Always leftish in his politics, he moved further left with the burgeoning of fascism. His historical prescience deserted him in 1937 when he conducted the opening meeting at the New Norfolk Workers Educational Association. There’s an article titled ‘Is War Coming? Not Inevitable says K. M. Dallas‘ in the Hobart Mercury of 23 June 1937
Mr. Dallas said that he was not sufficiently pessimistic to feel that another world war was inevitable. Imperialism had undergone a great change in the past 50 years. He felt that the Imperialistic spirit was passing, and that war would pass with it.
Among the forces making for war at present was the assumption that war was inevitable. There were also the war objectives of the Fascist Powers, which were backed by official announcements. Against the forces of war were the development of an organised will to peace, and the building up of peace as a political policy. People would enter the next war with their eyes open. He believed that, even assuming that the German and Italian Governments provoked war, they were not in a position to go to war at present. From the material point of view, those nations likely to provoke war were least equipped for that purpose, and in the circumstances he felt that a world war was most unlikely.
How tragically wrong he was. He joined the Royal Australian Navy, saw action in the Mediterranean and took part in the first wave at Normandy. On his return to Australia, he resumed his academic career as a lecturer in economics, encouraging and forming friendships with socially conscious undergraduates including Polish migrants and Asian students. He was a member of the Australasian Book Society, and he enjoyed European films (surely a rarified taste in 1950s & 60s Tasmania?). He supported the Labor club at the university and the Australian Peace Council, but despite an adverse ASIO assessment that refused him a passport (quickly overturned by Menzies), he was not a member of the Communist Party.
However, this did not prevent an exchange of letters in July-August 1950 in the Tasmanian Mercury where, after a funeral, he was publicly challenged by a ‘Lesley Murdoch’ to declare whether he was a communist or not. The resultant kerfuffle (here , here , here and here) was prodded along by Dallas’ rather provocatively timed letter to the editor about the Korean War. The interchange carried out in the columns of the Tasmanian Mercury reminds us of the perils of politically contentious views in a small community, even in the days of a less ubiquitous social media.

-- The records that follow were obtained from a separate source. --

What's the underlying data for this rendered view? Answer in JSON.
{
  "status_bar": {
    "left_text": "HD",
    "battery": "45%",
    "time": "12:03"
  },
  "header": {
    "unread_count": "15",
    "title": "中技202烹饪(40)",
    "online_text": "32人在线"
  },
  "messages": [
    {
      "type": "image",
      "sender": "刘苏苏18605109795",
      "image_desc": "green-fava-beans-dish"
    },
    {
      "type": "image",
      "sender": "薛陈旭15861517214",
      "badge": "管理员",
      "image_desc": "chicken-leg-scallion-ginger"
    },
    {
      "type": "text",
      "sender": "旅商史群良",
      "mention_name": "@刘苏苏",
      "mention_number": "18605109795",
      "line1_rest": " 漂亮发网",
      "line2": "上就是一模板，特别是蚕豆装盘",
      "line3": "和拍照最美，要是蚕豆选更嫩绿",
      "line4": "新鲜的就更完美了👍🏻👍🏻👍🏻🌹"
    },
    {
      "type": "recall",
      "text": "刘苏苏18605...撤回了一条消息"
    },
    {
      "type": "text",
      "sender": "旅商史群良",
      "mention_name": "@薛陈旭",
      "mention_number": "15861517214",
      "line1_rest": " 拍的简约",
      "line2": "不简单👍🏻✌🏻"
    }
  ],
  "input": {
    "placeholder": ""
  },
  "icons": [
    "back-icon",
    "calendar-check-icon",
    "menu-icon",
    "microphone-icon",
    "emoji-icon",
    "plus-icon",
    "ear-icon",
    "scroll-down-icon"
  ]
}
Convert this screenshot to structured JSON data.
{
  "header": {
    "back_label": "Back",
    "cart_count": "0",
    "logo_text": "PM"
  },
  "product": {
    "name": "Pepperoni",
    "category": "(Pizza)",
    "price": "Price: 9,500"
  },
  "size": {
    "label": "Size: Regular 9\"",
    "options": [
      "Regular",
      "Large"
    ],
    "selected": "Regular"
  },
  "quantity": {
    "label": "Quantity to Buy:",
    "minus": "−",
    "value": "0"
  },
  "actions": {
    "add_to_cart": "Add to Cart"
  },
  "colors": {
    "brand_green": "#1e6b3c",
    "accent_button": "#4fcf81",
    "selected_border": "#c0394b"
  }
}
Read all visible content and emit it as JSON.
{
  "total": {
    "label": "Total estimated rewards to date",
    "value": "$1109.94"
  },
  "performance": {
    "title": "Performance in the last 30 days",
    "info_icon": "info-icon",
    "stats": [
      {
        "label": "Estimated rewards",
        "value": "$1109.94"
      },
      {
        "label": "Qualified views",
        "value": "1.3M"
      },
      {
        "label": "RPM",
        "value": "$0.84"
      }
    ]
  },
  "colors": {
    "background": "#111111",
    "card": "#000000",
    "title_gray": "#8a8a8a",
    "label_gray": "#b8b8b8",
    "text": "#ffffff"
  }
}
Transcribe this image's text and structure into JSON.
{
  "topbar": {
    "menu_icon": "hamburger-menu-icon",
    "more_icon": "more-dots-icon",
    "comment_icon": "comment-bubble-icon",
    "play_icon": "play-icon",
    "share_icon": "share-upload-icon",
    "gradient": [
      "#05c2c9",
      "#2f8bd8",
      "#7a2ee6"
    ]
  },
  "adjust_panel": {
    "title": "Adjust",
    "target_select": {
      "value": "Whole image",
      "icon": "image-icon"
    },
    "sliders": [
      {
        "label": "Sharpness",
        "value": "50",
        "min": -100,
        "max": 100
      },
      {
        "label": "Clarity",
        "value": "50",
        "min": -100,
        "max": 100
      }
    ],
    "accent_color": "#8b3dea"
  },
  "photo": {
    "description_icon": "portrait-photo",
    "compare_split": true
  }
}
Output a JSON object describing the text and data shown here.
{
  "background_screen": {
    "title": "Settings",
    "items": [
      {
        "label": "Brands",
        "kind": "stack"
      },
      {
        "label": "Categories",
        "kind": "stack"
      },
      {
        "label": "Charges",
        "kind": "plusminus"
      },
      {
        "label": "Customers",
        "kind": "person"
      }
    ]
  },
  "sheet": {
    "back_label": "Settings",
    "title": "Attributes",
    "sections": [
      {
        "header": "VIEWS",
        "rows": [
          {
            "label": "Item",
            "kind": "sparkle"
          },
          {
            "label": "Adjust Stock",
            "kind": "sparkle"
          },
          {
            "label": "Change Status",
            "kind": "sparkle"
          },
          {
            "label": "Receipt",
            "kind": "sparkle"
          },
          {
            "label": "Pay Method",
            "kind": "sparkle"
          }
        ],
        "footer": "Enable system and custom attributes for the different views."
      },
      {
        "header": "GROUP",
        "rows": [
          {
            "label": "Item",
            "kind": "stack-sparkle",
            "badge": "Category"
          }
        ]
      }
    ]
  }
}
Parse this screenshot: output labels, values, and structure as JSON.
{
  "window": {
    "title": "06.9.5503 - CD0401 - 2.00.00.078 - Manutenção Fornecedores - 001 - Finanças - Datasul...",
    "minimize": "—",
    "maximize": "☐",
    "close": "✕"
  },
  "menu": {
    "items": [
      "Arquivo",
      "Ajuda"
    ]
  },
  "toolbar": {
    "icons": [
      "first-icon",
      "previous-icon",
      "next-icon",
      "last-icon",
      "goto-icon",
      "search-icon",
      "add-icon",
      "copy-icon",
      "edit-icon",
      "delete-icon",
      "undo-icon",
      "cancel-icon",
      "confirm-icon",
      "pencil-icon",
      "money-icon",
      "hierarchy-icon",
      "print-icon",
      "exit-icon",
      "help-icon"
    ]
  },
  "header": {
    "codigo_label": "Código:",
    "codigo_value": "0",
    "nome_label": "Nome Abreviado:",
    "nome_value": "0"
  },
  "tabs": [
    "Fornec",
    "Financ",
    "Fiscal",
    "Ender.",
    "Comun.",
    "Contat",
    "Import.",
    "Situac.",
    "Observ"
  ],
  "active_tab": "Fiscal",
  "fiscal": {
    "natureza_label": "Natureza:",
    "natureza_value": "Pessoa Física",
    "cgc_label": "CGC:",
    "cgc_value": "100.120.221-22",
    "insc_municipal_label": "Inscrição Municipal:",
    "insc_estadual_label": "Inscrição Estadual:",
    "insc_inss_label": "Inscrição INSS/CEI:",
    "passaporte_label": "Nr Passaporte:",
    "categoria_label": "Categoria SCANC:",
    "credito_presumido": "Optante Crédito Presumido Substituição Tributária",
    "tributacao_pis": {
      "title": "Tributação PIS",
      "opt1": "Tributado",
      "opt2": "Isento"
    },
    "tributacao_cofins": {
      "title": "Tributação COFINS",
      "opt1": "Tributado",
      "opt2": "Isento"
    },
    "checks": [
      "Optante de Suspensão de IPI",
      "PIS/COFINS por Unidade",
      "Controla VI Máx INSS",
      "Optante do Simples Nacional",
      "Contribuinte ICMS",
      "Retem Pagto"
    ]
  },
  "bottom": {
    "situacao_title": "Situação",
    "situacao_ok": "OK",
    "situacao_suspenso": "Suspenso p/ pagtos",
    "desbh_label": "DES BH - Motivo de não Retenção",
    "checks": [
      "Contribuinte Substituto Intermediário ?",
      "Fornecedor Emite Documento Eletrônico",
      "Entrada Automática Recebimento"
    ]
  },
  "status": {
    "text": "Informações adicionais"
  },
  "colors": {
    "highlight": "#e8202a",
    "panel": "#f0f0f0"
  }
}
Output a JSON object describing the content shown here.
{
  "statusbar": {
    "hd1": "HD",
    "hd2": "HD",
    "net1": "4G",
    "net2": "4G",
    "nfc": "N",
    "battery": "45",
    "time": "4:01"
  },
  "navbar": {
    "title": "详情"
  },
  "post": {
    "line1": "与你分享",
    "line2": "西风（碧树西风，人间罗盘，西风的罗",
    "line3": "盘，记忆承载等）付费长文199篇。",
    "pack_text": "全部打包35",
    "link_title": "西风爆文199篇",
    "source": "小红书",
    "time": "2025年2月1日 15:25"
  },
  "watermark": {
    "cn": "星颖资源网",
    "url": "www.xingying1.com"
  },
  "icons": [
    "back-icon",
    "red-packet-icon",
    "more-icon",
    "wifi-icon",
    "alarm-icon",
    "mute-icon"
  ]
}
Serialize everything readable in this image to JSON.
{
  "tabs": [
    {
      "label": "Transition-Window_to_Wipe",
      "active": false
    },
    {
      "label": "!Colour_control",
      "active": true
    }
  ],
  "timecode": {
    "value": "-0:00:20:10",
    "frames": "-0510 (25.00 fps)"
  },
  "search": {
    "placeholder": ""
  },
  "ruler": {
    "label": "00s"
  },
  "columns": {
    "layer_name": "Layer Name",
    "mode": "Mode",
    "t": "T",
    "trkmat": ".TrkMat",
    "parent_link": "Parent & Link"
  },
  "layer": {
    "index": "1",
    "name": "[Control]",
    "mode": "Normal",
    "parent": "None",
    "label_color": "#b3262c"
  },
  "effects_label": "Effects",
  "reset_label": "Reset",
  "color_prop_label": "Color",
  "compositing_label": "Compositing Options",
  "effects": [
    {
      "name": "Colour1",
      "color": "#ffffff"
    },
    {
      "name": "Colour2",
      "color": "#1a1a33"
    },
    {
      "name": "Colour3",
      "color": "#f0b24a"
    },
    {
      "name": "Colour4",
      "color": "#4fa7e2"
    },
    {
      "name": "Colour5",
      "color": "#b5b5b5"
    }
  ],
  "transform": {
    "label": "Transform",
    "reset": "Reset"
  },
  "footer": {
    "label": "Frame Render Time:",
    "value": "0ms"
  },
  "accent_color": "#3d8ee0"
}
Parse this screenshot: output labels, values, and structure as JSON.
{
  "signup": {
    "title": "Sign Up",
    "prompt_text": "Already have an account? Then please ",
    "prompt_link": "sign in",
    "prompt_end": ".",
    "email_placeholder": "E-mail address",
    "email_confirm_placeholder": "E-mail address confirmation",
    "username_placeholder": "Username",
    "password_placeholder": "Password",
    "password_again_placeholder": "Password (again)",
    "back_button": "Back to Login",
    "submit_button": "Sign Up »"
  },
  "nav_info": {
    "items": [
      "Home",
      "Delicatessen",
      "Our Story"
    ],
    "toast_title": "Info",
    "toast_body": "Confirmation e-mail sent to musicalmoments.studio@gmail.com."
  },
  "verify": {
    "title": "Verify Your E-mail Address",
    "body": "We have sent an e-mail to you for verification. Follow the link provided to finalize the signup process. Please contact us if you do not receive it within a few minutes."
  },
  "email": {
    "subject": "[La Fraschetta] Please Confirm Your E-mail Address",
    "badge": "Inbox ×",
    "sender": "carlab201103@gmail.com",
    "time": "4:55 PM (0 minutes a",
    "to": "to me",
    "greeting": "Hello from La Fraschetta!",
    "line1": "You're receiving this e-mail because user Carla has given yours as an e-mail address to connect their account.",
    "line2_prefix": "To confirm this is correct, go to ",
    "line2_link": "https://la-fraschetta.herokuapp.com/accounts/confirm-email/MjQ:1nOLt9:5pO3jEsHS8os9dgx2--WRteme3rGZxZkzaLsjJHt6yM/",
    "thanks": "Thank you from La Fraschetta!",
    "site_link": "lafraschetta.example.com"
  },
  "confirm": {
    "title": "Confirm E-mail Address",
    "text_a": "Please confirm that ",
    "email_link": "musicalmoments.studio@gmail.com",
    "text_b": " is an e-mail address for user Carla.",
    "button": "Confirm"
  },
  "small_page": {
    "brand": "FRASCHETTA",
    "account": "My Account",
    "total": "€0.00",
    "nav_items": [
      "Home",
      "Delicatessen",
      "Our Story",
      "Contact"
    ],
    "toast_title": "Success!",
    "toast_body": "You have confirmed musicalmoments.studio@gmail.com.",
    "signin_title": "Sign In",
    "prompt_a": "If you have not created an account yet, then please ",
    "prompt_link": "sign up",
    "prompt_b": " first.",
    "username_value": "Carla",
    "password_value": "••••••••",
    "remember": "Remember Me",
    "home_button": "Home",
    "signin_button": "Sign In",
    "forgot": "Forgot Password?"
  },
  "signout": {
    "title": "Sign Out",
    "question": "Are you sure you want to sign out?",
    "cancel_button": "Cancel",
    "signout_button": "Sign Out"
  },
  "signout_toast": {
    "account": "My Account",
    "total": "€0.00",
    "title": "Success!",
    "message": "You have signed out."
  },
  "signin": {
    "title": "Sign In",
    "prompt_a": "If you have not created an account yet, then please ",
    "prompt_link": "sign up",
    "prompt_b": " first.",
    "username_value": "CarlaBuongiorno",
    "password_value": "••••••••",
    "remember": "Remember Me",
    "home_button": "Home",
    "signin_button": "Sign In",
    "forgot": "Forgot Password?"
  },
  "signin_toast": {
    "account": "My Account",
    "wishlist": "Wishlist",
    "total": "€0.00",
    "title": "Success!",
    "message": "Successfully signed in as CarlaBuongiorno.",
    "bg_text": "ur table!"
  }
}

Unlike many other academics, he did not support Sydney Sparkes Orr, the professor of philosophy, when he was dismissed from the University of Tasmania. This stance isolated him from many of his colleagues, but perhaps time has vindicated him in this too, with the publication of Cassandra Pybus’ Gross Moral Turpitude in 1999
I’m a bit put off by the description of him as “overbearing”, but I think that he wouldn’t be out of place at a history conference today. Transnationalism, networks, environmentalism (he wrote a book on water)- he’d have plenty to say. Certainly, his ideas are interesting, and must have come (literally) from left field fifty years ago.
[You may need to login to a State or university library to access the articles]
Dallas, K. M. The first settlement in Australia considered in relation to sea-power in world politics [online]. Papers and Proceedings: Tasmanian Historical Research Association No. 3, 1952: 4-12.
Dallas, K. M. Slavery in Australia – convicts, emigrants, Aborigines [online]. Papers and Proceedings: Tasmanian Historical Research Association , Vol. 16, No. 2, Sept 1968: 61-76.
Dallas, K. M. The Origins of White Australia The Australian Quarterly Vol 27, No 1 (March 1955) 43-55
Geoffrey Blainey The Tyranny of Distance Sydney, Macmillan, 2001 p. 23-4